January 9, 2016 § 5 Comments
Another Australian Cattle dog like Moo.
Moo was the dog brought home by our daughter, Josie, who volunteered at the animal shelter.
Moo put her paws on Josie’s shoulders, stared into her eyes and said, “Get me out of here.”Maybe no one else heard it, but Josie did.
And we needed a dog, not at our house where we had a resident dachshund who owned the place, but for my dad who lived alone six months out of the year in New Jersey between winters spent across the street from us here in Tallahassee.
A phone call during those long summer months was answered by a voice rusty with disuse. The man needed a dog!
After Moo, my dad did a lot of talking, and when he went anywhere the silhouettes in the front seat included not just the square bald head of the car’s Scandinavian driver but the pointed ears of his loyal cattle dog.
When my father died we grieved, and Moo grieved with us. She had an incredible memory for the places they had been together. I remember going to the annual family gathering at a lake cottage and watching her return again and again to the room they had shared to stare into the emptiness.
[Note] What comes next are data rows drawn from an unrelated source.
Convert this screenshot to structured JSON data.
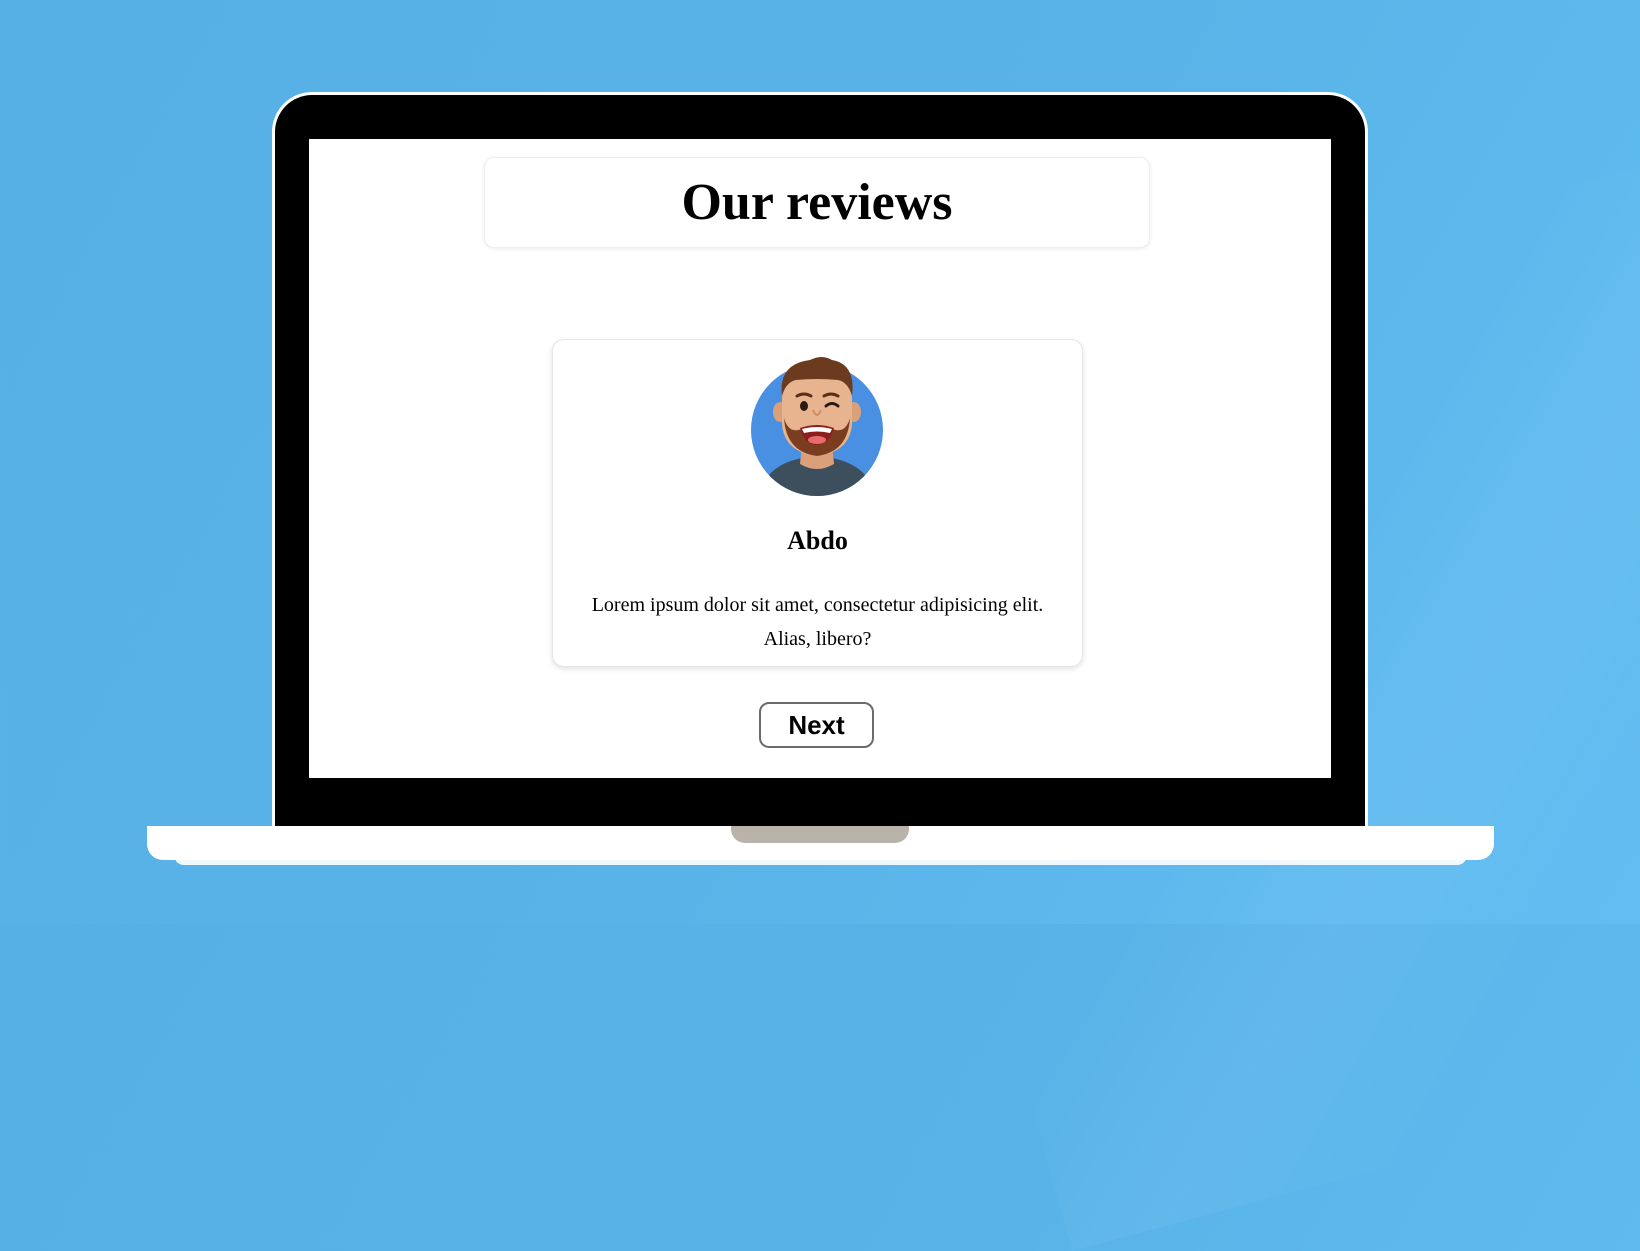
{
  "page": {
    "title": "Our reviews",
    "review": {
      "name": "Abdo",
      "text": "Lorem ipsum dolor sit amet, consectetur adipisicing elit. Alias, libero?",
      "avatar_icon": "winking-bearded-man-avatar"
    },
    "next_label": "Next"
  },
  "colors": {
    "background": "#59b3e8",
    "avatar_bg": "#4a90e2",
    "laptop_bezel": "#000000"
  }
}
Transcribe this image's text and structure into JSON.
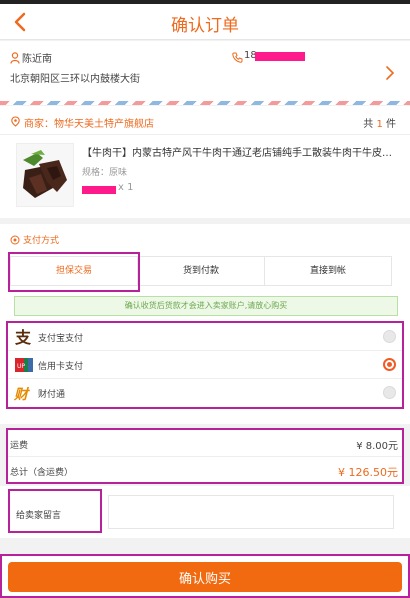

Moo was a one man dog, and over time my husband Ray took my father’s place. Moo and I were great friends, but Ray was her guy.
The sad thing about dogs is that they have puny lifespans. Why did God waste a long lifespan on parrots? I hate to question the almighty, but parrots, really?
When Moo died we faced the vast loneliness of no dog—and the freedom. For a year and a half we didn’t have to seek out a dog-friendly hotel, or shop in under two minutes because the car would get hot.
But we both liked having a dog, and Ray’s hankering for a dog began to build. He looked at the cattle dog rescue sites but the dogs were always pit bulls (maybe a cattle dog had once walked past them).
Then someone told us about a feed store that had an adoption day every Sunday.
I stared at that counter, knowing that whatever dog was back there would be going home with us, Ray just had to be put out of his misery.
Rudy was the dog behind the counter. He came with a name, half a steer pelvis to gnaw on, and a Christmas collar. He was all the things the woman who had been fostering him claimed and much more.
Rudy would give any Zen master a run for his money in the be-here-now department. He is alert and aware moment to moment. When excited he rises up on his back legs and hops.
And can that boy run! We take him to the dog park where he is the rabbit in the race. He is the fastest and most maneuverable dog in the park, and if he tires he slides under one of the picnic tables, protected by the legs of sitting dog owners.
But he can be calm too. He stretches out on my stomach when I am exercising. I think this is called weight training.
Our daughter says he has a grouchy old man face and that if he could talk he’d say, “Hey kid, get off my lawn!” And he kind of does, but no one is responsible for the face issued to them.
It is said that just because your dog thinks you’re the best doesn’t make you a good person.
True, but if you want to be thoroughly approved of and unconditionally loved, nothing beats a dog.